* [Exercise description] Leave the pictures out and repeat the rest of the data below exactly.

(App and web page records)
++++++
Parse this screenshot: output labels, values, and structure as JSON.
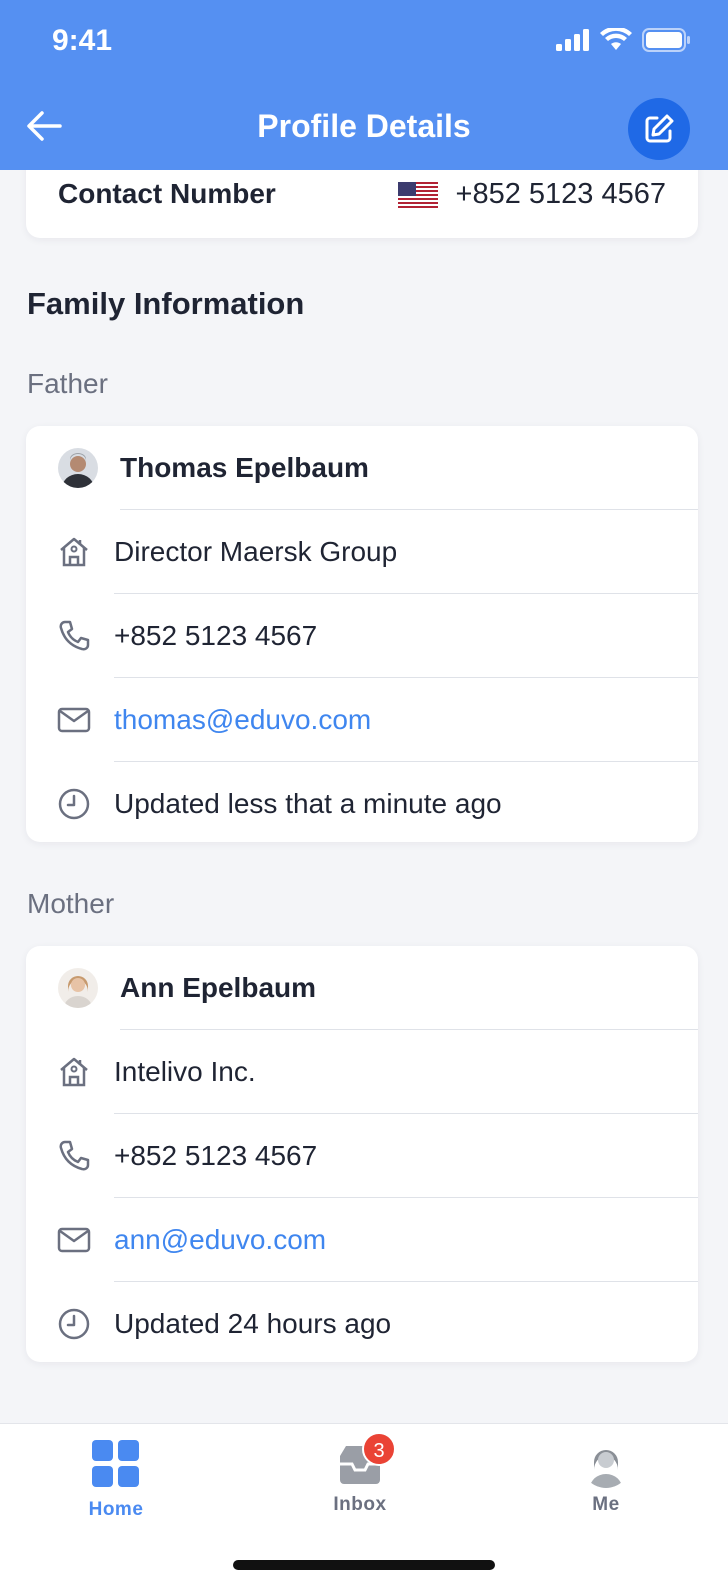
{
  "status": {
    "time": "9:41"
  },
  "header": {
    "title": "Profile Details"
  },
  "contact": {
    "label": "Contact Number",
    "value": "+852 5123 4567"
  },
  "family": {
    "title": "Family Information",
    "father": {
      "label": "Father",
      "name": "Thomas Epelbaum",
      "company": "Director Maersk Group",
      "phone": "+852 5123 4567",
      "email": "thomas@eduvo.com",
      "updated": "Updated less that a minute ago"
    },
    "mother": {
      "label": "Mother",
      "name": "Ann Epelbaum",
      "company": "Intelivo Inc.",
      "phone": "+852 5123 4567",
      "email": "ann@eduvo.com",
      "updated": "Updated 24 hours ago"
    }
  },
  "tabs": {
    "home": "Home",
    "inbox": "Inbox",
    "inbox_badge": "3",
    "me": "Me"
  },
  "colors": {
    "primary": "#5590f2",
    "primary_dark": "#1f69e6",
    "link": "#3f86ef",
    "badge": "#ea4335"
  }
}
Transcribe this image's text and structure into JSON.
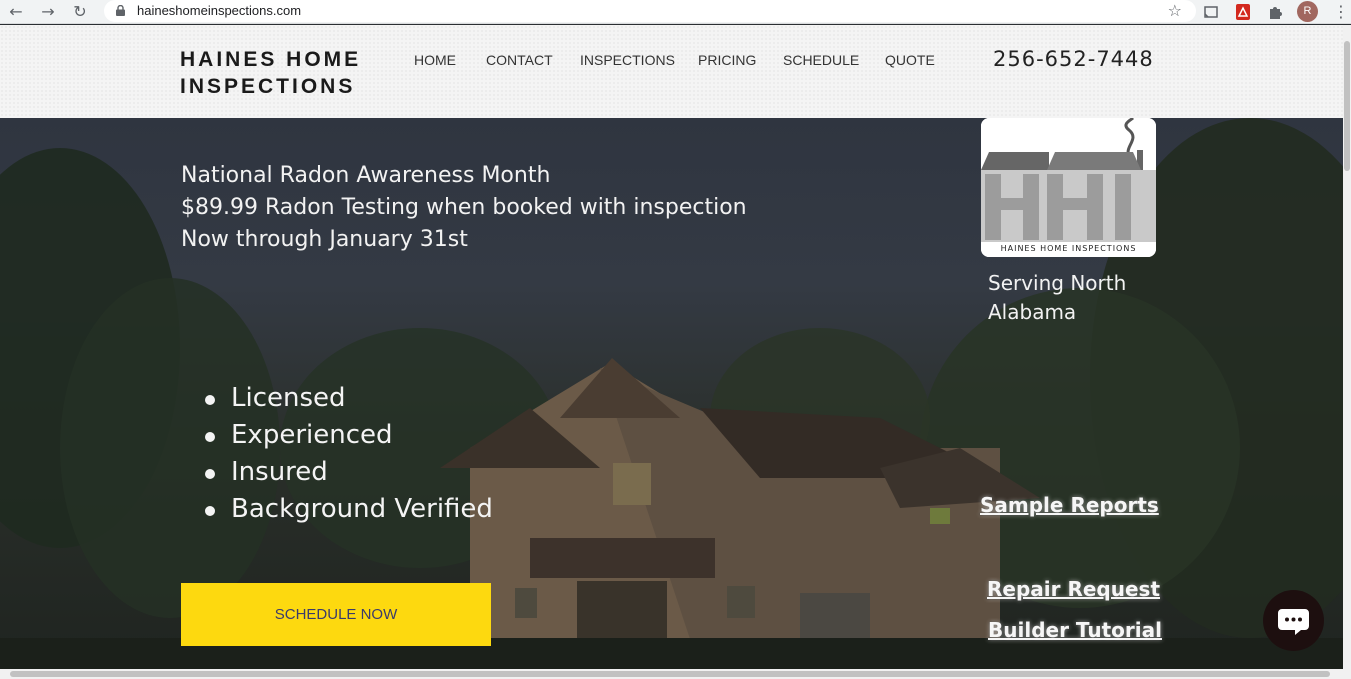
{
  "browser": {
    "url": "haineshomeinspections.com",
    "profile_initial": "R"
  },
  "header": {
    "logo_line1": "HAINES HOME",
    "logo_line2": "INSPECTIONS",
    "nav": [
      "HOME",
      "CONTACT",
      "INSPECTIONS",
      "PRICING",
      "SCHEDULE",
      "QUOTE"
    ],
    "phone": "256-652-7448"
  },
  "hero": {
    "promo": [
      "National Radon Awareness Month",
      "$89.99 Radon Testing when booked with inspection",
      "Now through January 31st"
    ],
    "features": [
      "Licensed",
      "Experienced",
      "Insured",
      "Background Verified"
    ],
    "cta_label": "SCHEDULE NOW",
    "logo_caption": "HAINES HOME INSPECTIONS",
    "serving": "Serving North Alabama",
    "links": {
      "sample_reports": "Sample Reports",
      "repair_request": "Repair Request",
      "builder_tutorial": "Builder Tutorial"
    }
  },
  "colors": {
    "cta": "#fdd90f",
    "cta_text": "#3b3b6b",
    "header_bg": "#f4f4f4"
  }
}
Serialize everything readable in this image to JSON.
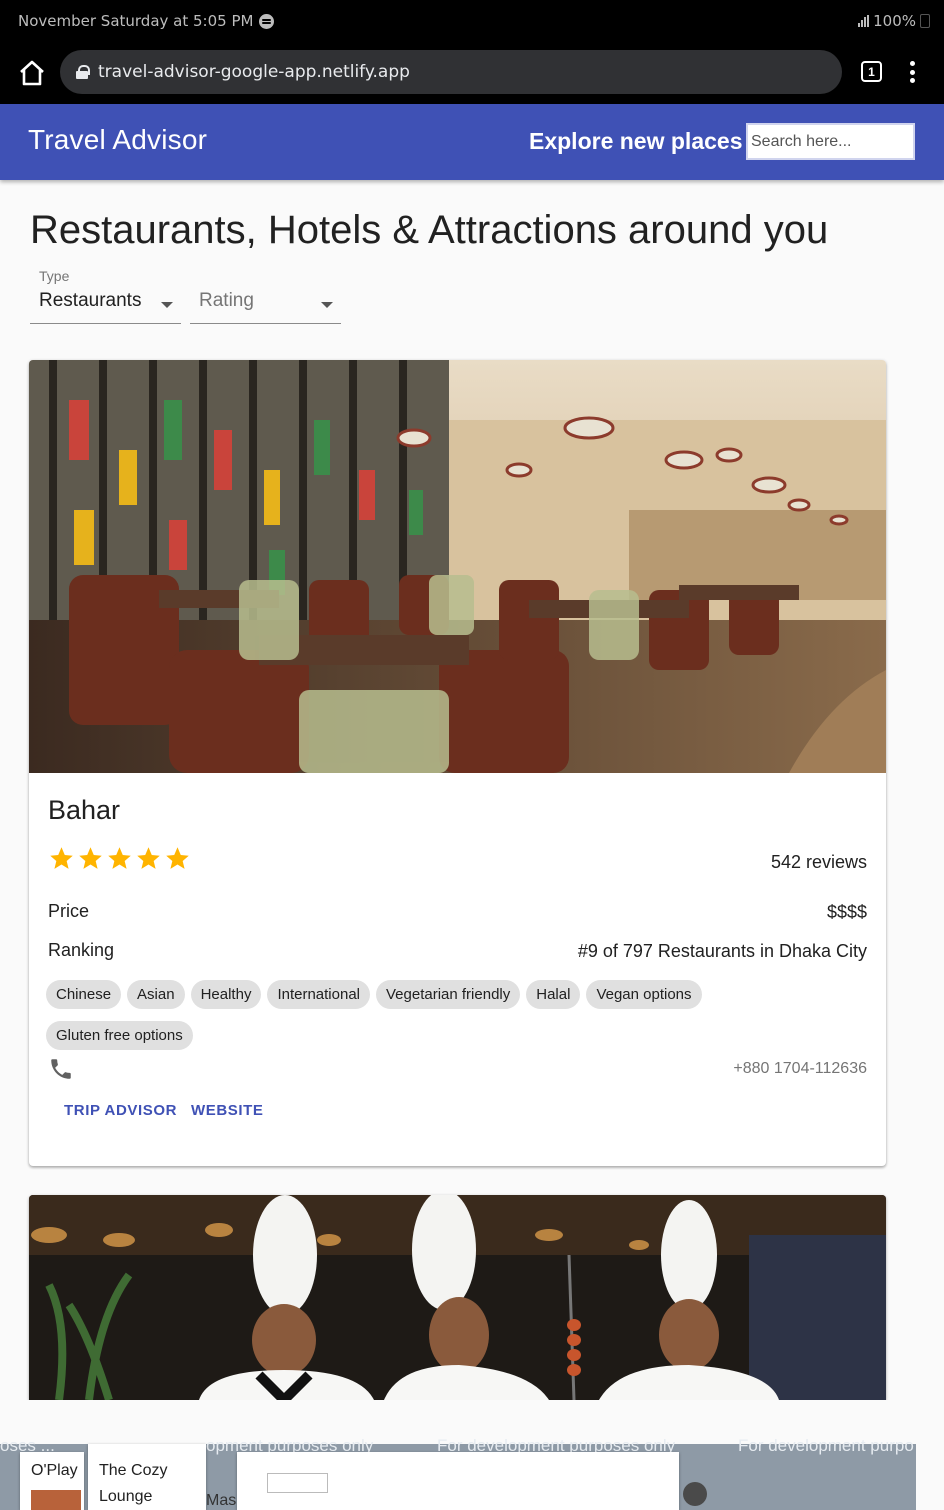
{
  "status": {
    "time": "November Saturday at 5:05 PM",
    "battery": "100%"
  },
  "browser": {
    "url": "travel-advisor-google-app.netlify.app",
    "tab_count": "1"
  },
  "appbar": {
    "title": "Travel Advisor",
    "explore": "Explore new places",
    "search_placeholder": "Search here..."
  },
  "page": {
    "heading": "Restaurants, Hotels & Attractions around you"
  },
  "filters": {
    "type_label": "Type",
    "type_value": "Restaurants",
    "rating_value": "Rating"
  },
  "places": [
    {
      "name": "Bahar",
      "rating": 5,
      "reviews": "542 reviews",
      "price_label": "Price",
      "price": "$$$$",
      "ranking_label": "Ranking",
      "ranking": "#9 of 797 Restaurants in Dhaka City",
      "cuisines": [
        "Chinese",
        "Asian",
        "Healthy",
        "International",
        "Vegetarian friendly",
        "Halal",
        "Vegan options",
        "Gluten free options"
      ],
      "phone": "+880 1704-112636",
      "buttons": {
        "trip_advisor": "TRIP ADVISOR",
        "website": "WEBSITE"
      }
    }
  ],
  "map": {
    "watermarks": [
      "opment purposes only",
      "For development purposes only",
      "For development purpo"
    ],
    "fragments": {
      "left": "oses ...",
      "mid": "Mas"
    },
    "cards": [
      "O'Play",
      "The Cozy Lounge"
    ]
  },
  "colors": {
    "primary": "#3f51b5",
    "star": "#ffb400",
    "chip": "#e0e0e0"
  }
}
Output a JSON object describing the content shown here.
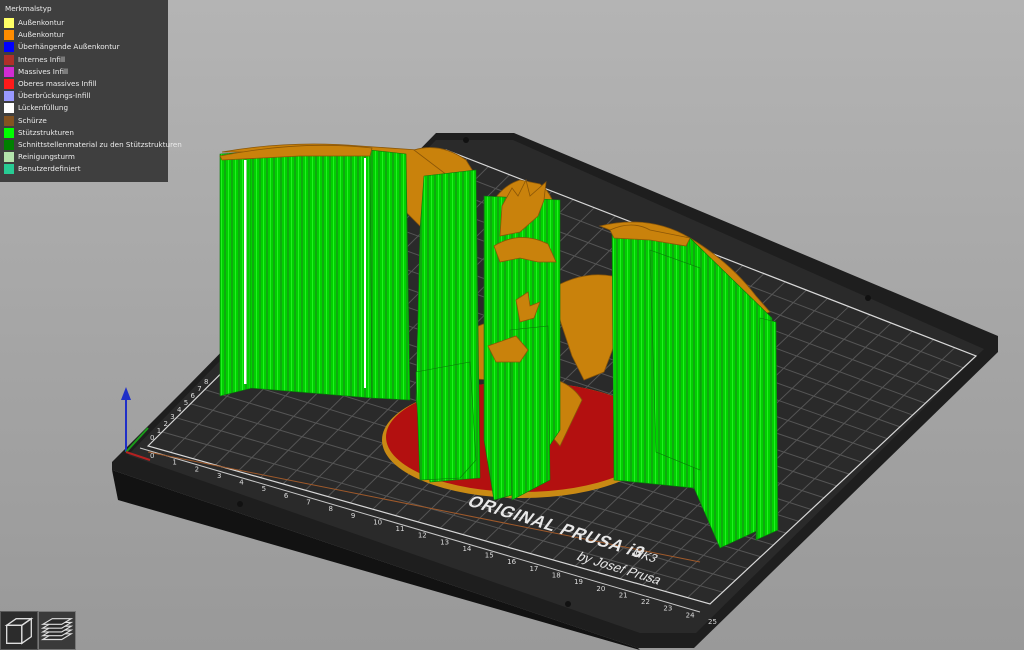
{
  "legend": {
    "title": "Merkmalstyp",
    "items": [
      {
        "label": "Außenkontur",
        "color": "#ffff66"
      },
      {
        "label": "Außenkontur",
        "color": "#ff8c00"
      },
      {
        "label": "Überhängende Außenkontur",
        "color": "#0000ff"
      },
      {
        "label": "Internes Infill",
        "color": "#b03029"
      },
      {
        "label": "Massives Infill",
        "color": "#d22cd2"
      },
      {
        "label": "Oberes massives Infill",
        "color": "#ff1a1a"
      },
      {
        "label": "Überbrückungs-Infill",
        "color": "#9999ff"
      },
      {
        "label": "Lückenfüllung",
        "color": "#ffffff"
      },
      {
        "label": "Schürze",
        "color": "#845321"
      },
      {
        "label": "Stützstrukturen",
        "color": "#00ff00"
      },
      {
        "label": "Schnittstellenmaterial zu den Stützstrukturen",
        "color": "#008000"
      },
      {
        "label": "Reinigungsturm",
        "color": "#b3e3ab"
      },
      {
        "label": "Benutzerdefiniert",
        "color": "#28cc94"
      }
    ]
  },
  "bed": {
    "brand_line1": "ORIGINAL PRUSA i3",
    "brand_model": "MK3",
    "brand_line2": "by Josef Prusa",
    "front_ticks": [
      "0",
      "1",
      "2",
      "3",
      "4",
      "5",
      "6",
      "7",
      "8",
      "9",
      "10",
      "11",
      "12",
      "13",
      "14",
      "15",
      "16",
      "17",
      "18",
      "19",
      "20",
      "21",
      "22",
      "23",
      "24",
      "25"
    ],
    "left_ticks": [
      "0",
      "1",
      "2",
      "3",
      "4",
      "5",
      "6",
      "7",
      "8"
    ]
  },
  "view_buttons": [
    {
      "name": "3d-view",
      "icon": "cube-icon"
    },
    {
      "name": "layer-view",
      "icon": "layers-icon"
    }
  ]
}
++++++
* [Response below]
Parse this screenshot: output labels, values, and structure as JSON.
{
  "status": {
    "time": "9:41"
  },
  "header": {
    "title": "Profile Details"
  },
  "contact": {
    "label": "Contact Number",
    "value": "+852 5123 4567"
  },
  "family": {
    "title": "Family Information",
    "father": {
      "label": "Father",
      "name": "Thomas Epelbaum",
      "company": "Director Maersk Group",
      "phone": "+852 5123 4567",
      "email": "thomas@eduvo.com",
      "updated": "Updated less that a minute ago"
    },
    "mother": {
      "label": "Mother",
      "name": "Ann Epelbaum",
      "company": "Intelivo Inc.",
      "phone": "+852 5123 4567",
      "email": "ann@eduvo.com",
      "updated": "Updated 24 hours ago"
    }
  },
  "tabs": {
    "home": "Home",
    "inbox": "Inbox",
    "inbox_badge": "3",
    "me": "Me"
  },
  "colors": {
    "primary": "#5590f2",
    "primary_dark": "#1f69e6",
    "link": "#3f86ef",
    "badge": "#ea4335"
  }
}
Transcribe this image's text and structure into JSON.
{
  "browser": {
    "url": "haineshomeinspections.com",
    "profile_initial": "R"
  },
  "header": {
    "logo_line1": "HAINES HOME",
    "logo_line2": "INSPECTIONS",
    "nav": [
      "HOME",
      "CONTACT",
      "INSPECTIONS",
      "PRICING",
      "SCHEDULE",
      "QUOTE"
    ],
    "phone": "256-652-7448"
  },
  "hero": {
    "promo": [
      "National Radon Awareness Month",
      "$89.99 Radon Testing when booked with inspection",
      "Now through January 31st"
    ],
    "features": [
      "Licensed",
      "Experienced",
      "Insured",
      "Background Verified"
    ],
    "cta_label": "SCHEDULE NOW",
    "logo_caption": "HAINES HOME INSPECTIONS",
    "serving": "Serving North Alabama",
    "links": {
      "sample_reports": "Sample Reports",
      "repair_request": "Repair Request",
      "builder_tutorial": "Builder Tutorial"
    }
  },
  "colors": {
    "cta": "#fdd90f",
    "cta_text": "#3b3b6b",
    "header_bg": "#f4f4f4"
  }
}
Serialize everything readable in this image to JSON.
{
  "status": {
    "time": "November Saturday at 5:05 PM",
    "battery": "100%"
  },
  "browser": {
    "url": "travel-advisor-google-app.netlify.app",
    "tab_count": "1"
  },
  "appbar": {
    "title": "Travel Advisor",
    "explore": "Explore new places",
    "search_placeholder": "Search here..."
  },
  "page": {
    "heading": "Restaurants, Hotels & Attractions around you"
  },
  "filters": {
    "type_label": "Type",
    "type_value": "Restaurants",
    "rating_value": "Rating"
  },
  "places": [
    {
      "name": "Bahar",
      "rating": 5,
      "reviews": "542 reviews",
      "price_label": "Price",
      "price": "$$$$",
      "ranking_label": "Ranking",
      "ranking": "#9 of 797 Restaurants in Dhaka City",
      "cuisines": [
        "Chinese",
        "Asian",
        "Healthy",
        "International",
        "Vegetarian friendly",
        "Halal",
        "Vegan options",
        "Gluten free options"
      ],
      "phone": "+880 1704-112636",
      "buttons": {
        "trip_advisor": "TRIP ADVISOR",
        "website": "WEBSITE"
      }
    }
  ],
  "map": {
    "watermarks": [
      "opment purposes only",
      "For development purposes only",
      "For development purpo"
    ],
    "fragments": {
      "left": "oses ...",
      "mid": "Mas"
    },
    "cards": [
      "O'Play",
      "The Cozy Lounge"
    ]
  },
  "colors": {
    "primary": "#3f51b5",
    "star": "#ffb400",
    "chip": "#e0e0e0"
  }
}
Output a JSON object describing the content shown here.
{
  "legend": {
    "title": "Merkmalstyp",
    "items": [
      {
        "label": "Außenkontur",
        "color": "#ffff66"
      },
      {
        "label": "Außenkontur",
        "color": "#ff8c00"
      },
      {
        "label": "Überhängende Außenkontur",
        "color": "#0000ff"
      },
      {
        "label": "Internes Infill",
        "color": "#b03029"
      },
      {
        "label": "Massives Infill",
        "color": "#d22cd2"
      },
      {
        "label": "Oberes massives Infill",
        "color": "#ff1a1a"
      },
      {
        "label": "Überbrückungs-Infill",
        "color": "#9999ff"
      },
      {
        "label": "Lückenfüllung",
        "color": "#ffffff"
      },
      {
        "label": "Schürze",
        "color": "#845321"
      },
      {
        "label": "Stützstrukturen",
        "color": "#00ff00"
      },
      {
        "label": "Schnittstellenmaterial zu den Stützstrukturen",
        "color": "#008000"
      },
      {
        "label": "Reinigungsturm",
        "color": "#b3e3ab"
      },
      {
        "label": "Benutzerdefiniert",
        "color": "#28cc94"
      }
    ]
  },
  "bed": {
    "brand_line1": "ORIGINAL PRUSA i3",
    "brand_model": "MK3",
    "brand_line2": "by Josef Prusa",
    "front_ticks": [
      "0",
      "1",
      "2",
      "3",
      "4",
      "5",
      "6",
      "7",
      "8",
      "9",
      "10",
      "11",
      "12",
      "13",
      "14",
      "15",
      "16",
      "17",
      "18",
      "19",
      "20",
      "21",
      "22",
      "23",
      "24",
      "25"
    ],
    "left_ticks": [
      "0",
      "1",
      "2",
      "3",
      "4",
      "5",
      "6",
      "7",
      "8"
    ]
  },
  "view_buttons": [
    {
      "name": "3d-view",
      "icon": "cube-icon"
    },
    {
      "name": "layer-view",
      "icon": "layers-icon"
    }
  ]
}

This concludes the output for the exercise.